First, they contribute towards a baseline understanding of how the Web works, which will help to inform conversations in the hackathon itself. Such an understanding is important for any digital humanities project, because it helps to make conversations between different members of a project team more meaningful. The best apps are produced when each of the roles within a team try hard to understand the needs and priorities of each of the other roles, rather than (for example) treating code as a mysterious black box that can only be understood by experts. Functional literacy with – or at least curious engagement in – others’ spheres of knowledge can lead to more informed discussion and sharing of ideas, and helps to avoid dead-end discussions and miscommunication.
Second, they are simple languages that are easy to learn.
Third, they introduce some concepts and structures that you will encounter when learning other mnarkup languages, like XML.
Finally, they are a good entry point to coding because you can produce something very quickly. And hopefully, they are fun!
In the early days of the web, anyone who published online needed to understand how to write HTML. Thfese days, many people publish online on blogs, websites, or social media platforms using simple What-You-See-Is-What-You-Get (WYSIWYG) editors, that handle all the behind-the-scenes coding for you – this page itself is written on one such platform (WordPress). However they are created, though, every page on the Web includes some HTML, and it’s easy to take a look on most browsers. Let’s have a look at the code of this page. Read through the instructions in full before following them, or you might get lost:

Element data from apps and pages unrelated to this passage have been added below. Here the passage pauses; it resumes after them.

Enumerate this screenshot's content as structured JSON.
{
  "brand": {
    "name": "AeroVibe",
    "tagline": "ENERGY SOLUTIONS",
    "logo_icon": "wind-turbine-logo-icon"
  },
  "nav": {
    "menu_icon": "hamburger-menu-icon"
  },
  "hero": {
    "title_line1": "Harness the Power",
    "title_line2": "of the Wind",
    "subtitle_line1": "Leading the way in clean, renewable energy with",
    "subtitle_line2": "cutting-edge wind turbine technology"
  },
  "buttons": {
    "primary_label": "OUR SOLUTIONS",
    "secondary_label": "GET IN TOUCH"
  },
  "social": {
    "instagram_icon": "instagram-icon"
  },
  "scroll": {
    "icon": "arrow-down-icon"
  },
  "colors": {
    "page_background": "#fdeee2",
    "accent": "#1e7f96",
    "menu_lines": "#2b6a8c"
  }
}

- Right-click anywhere on this page
- Click ‘View Page Source’ (this menu item will be different depending on which browser you are using)
- You will see something like this:
- Scroll down to around line 200, and you should see these instructions.
How this Module Works
In this module, we will be creating a basic HTML profile page that looks like this:
The module is structured into 2 short practical lessons.
- HTML: Structuring Web Pages
- CSS: Adding Aesthetics
Setting Things Up
Before we begin in earnest, we need to set up our tools. We recommend that you use a desktop web browser that is maximised so that it takes up the whole of your screen when working on these examples.
A few years ago you would have needed to install software on your computer in order to develop a web page, but fortunately that is no longer the case. For our lessons we are going to use a fully-online development tool called Glitch.
You can use Glitch straight away without creating an account, but this module will be easier if you create an account so that you can easily find your project and use it in successive lessons. (Glitch does save ‘anonymous’ projects, but it deletes them after 2 weeks, and you won’t be able to find them easily on a different computer).
- Go to glitch.com
- Click the ‘Sign in’ button in the top right
- If you don’t already have an account, you will be presented with a variety of ways of logging in. You can use an existing account with Facebook, Google or GitHub or, if you don’t want to use those you can enter your email address and a special log-in link will be sent to you. Pick one of the ‘log in with’ options and confirm that you want to allow Glitch to log in using your account, or enter your email address and follow the instructions in the email to set up your account.
Optional: Install Firefox
The site we are going to create should work in any Web Browser, but the examples I am going to give all use Firefox. I recommend Firefox because it is fast and easy to use, but also because – unlike most other popular browsers – it is produced in an open way by a not-for-profit foundation whose goal is ‘Our mission is to ensure the Internet is a global public resource, open and accessible to all.’ Google’s goal, by contrast is to make money by showing as many adverts to as many people as possible. This is not to say that Google necessarily produces a bad browser, or that the company’s actions are necessarily suspect, but the continued existence of products like Firefox is good for the health of the web and – arguably – for the public sphere in general.
If you have read all this then you are ready! Go to the next lesson >